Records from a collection
-----
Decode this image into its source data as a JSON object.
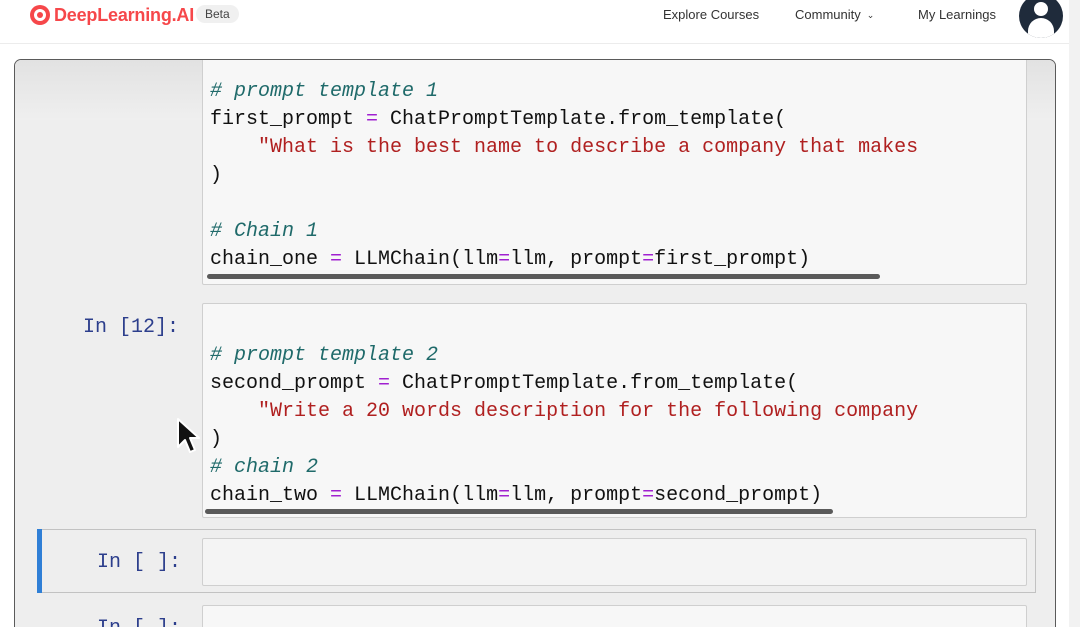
{
  "nav": {
    "logo_text": "DeepLearning.AI",
    "beta_label": "Beta",
    "explore_courses": "Explore Courses",
    "community": "Community",
    "my_learnings": "My Learnings"
  },
  "notebook": {
    "cell1": {
      "comment1": "# prompt template 1",
      "line_assign_var": "first_prompt",
      "line_assign_eq": " = ",
      "line_assign_rhs": "ChatPromptTemplate.from_template(",
      "line_string_indent": "    ",
      "line_string": "\"What is the best name to describe a company that makes",
      "close_paren": ")",
      "comment2": "# Chain 1",
      "chain_var": "chain_one",
      "chain_eq": " = ",
      "chain_call_a": "LLMChain(llm",
      "chain_eq2": "=",
      "chain_call_b": "llm, prompt",
      "chain_eq3": "=",
      "chain_call_c": "first_prompt)"
    },
    "cell2": {
      "prompt_label": "In [12]:",
      "comment1": "# prompt template 2",
      "line_assign_var": "second_prompt",
      "line_assign_eq": " = ",
      "line_assign_rhs": "ChatPromptTemplate.from_template(",
      "line_string_indent": "    ",
      "line_string": "\"Write a 20 words description for the following company",
      "close_paren": ")",
      "comment2": "# chain 2",
      "chain_var": "chain_two",
      "chain_eq": " = ",
      "chain_call_a": "LLMChain(llm",
      "chain_eq2": "=",
      "chain_call_b": "llm, prompt",
      "chain_eq3": "=",
      "chain_call_c": "second_prompt)"
    },
    "cell3": {
      "prompt_label": "In [ ]:"
    },
    "cell4": {
      "prompt_label": "In [ ]:"
    }
  },
  "colors": {
    "brand": "#f6474a",
    "active_cell": "#2f7fd6",
    "comment": "#1f6a6a",
    "operator": "#a020d0",
    "string": "#b02020",
    "prompt": "#2c3e8c"
  },
  "icons": {
    "logo": "deeplearning-logo-icon",
    "community_dropdown": "chevron-down-icon",
    "avatar": "user-avatar-icon",
    "cursor": "mouse-pointer-icon"
  }
}
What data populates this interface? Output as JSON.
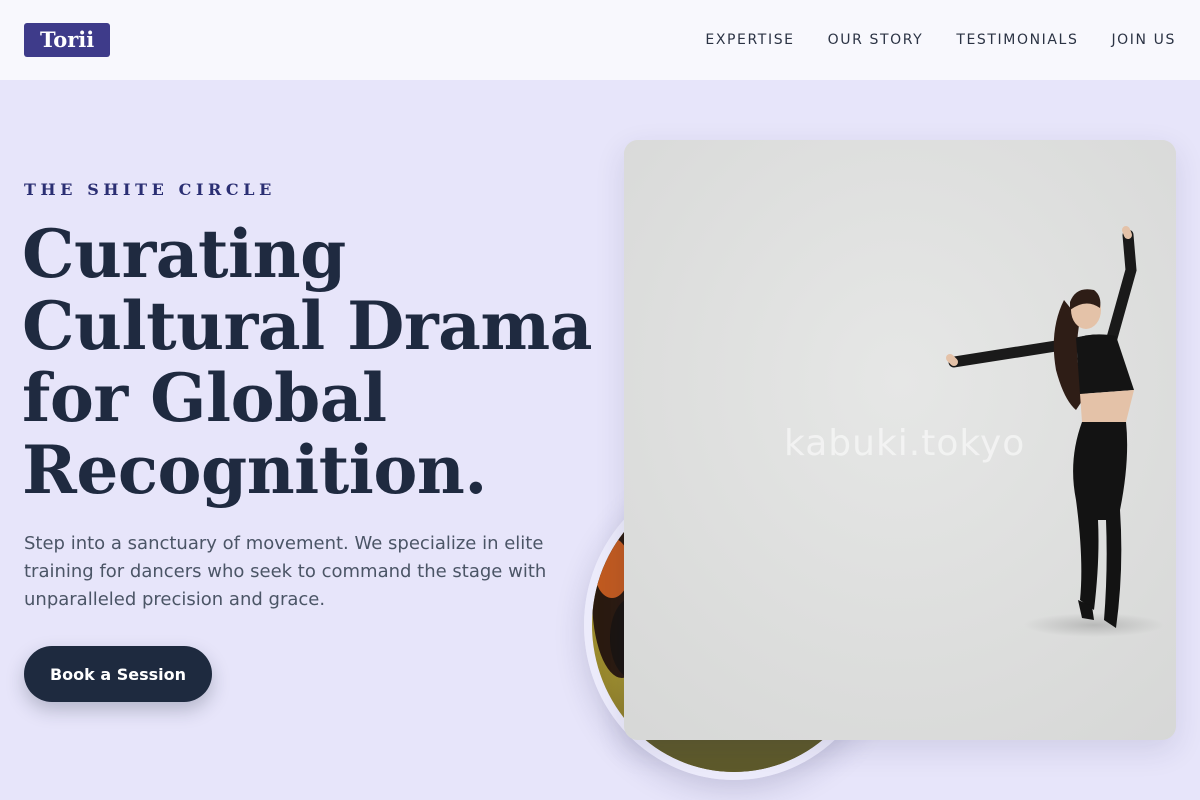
{
  "logo": {
    "text": "Torii"
  },
  "nav": {
    "items": [
      {
        "label": "EXPERTISE"
      },
      {
        "label": "OUR STORY"
      },
      {
        "label": "TESTIMONIALS"
      },
      {
        "label": "JOIN US"
      }
    ]
  },
  "hero": {
    "eyebrow": "THE SHITE CIRCLE",
    "headline_lines": [
      "Curating",
      "Cultural Drama",
      "for Global",
      "Recognition."
    ],
    "subtext": "Step into a sanctuary of movement. We specialize in elite training for dancers who seek to command the stage with unparalleled precision and grace.",
    "cta_label": "Book a Session",
    "photo_watermark": "kabuki.tokyo"
  },
  "colors": {
    "page_bg": "#e7e5fa",
    "navbar_bg": "#f8f8fd",
    "logo_bg": "#3e3b8a",
    "headline": "#1f2a40",
    "eyebrow": "#2b2f73",
    "cta_bg": "#1e2a3f"
  }
}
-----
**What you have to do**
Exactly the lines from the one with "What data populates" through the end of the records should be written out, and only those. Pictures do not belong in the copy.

**Result of this task**
What data populates this interface? Output as JSON.
{
  "logo": {
    "text": "Torii"
  },
  "nav": {
    "items": [
      {
        "label": "EXPERTISE"
      },
      {
        "label": "OUR STORY"
      },
      {
        "label": "TESTIMONIALS"
      },
      {
        "label": "JOIN US"
      }
    ]
  },
  "hero": {
    "eyebrow": "THE SHITE CIRCLE",
    "headline_lines": [
      "Curating",
      "Cultural Drama",
      "for Global",
      "Recognition."
    ],
    "subtext": "Step into a sanctuary of movement. We specialize in elite training for dancers who seek to command the stage with unparalleled precision and grace.",
    "cta_label": "Book a Session",
    "photo_watermark": "kabuki.tokyo"
  },
  "colors": {
    "page_bg": "#e7e5fa",
    "navbar_bg": "#f8f8fd",
    "logo_bg": "#3e3b8a",
    "headline": "#1f2a40",
    "eyebrow": "#2b2f73",
    "cta_bg": "#1e2a3f"
  }
}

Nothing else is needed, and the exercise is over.